Content starts

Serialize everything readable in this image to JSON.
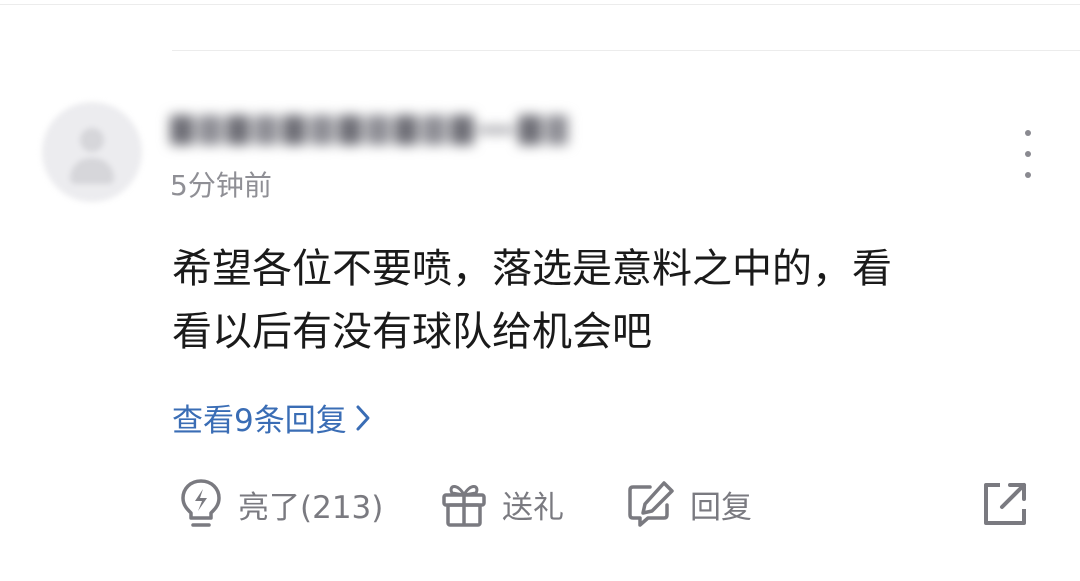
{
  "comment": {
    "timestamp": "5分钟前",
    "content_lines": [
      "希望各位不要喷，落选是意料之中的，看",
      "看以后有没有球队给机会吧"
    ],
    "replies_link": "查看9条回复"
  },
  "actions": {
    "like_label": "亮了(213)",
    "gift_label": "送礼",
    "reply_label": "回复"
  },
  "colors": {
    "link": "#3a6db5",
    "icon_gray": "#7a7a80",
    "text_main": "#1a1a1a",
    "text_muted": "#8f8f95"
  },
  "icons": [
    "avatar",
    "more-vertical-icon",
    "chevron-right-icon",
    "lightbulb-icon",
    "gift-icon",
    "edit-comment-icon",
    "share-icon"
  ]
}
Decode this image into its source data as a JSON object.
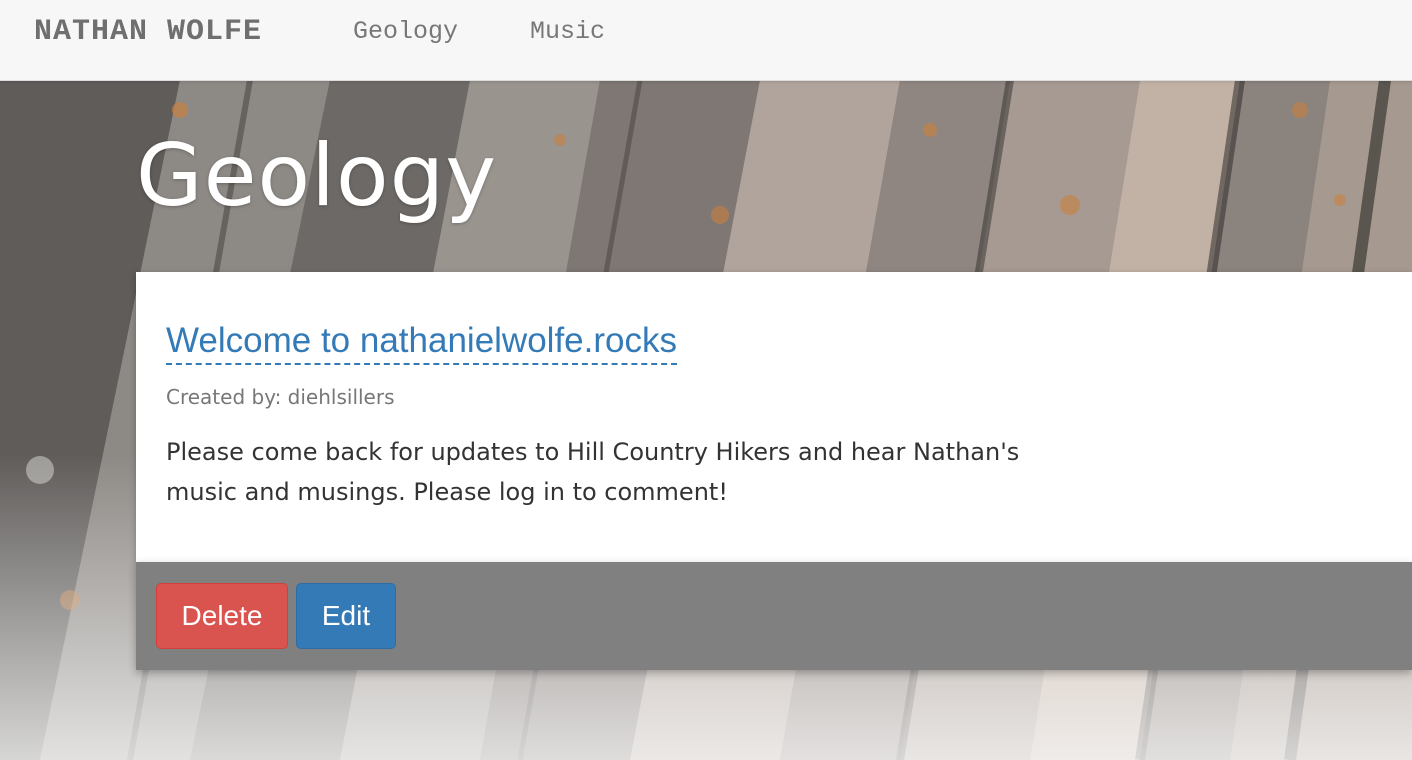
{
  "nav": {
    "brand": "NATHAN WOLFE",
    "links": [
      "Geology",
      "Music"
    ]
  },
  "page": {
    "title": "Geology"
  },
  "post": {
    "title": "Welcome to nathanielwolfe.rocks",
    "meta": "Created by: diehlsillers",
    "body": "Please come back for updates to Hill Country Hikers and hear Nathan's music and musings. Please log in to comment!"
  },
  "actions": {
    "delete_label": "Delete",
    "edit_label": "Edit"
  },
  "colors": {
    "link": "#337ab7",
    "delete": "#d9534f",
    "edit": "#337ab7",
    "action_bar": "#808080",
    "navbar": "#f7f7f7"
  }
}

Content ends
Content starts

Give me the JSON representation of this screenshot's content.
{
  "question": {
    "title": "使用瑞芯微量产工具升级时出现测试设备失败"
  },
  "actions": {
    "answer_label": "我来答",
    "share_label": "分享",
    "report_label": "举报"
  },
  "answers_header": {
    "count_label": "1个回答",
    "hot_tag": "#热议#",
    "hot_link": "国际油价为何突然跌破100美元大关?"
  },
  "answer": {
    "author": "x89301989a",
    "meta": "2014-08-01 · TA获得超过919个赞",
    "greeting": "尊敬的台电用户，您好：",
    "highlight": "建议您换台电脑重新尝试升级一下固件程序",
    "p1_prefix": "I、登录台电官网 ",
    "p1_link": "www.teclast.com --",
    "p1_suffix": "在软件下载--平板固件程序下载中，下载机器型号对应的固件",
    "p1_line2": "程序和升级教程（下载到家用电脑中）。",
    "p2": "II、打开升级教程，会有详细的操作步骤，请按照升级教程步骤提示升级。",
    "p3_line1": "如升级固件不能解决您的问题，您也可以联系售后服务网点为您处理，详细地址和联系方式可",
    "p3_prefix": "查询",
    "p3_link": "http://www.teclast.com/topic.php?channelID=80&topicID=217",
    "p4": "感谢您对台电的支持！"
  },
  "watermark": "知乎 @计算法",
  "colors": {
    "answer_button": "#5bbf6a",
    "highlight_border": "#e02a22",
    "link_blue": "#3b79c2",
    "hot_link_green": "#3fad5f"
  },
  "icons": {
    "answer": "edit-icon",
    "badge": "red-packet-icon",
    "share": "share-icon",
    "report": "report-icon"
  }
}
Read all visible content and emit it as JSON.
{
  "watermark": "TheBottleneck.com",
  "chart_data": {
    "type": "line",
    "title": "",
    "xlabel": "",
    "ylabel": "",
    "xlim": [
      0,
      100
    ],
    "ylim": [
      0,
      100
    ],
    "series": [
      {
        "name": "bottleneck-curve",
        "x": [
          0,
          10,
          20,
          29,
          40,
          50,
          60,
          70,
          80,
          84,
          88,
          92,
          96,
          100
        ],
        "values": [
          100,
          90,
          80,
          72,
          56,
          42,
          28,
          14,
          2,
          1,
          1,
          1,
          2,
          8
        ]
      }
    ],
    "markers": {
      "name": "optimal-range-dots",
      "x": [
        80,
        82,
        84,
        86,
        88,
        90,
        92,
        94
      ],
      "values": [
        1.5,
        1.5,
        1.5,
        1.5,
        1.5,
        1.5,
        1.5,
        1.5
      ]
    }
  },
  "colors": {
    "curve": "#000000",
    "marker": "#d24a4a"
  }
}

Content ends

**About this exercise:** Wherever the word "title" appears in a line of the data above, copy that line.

**Finished exercise:**
    "title": "Geology"
    "title": "Welcome to nathanielwolfe.rocks",
    "title": "使用瑞芯微量产工具升级时出现测试设备失败"
    "title": "",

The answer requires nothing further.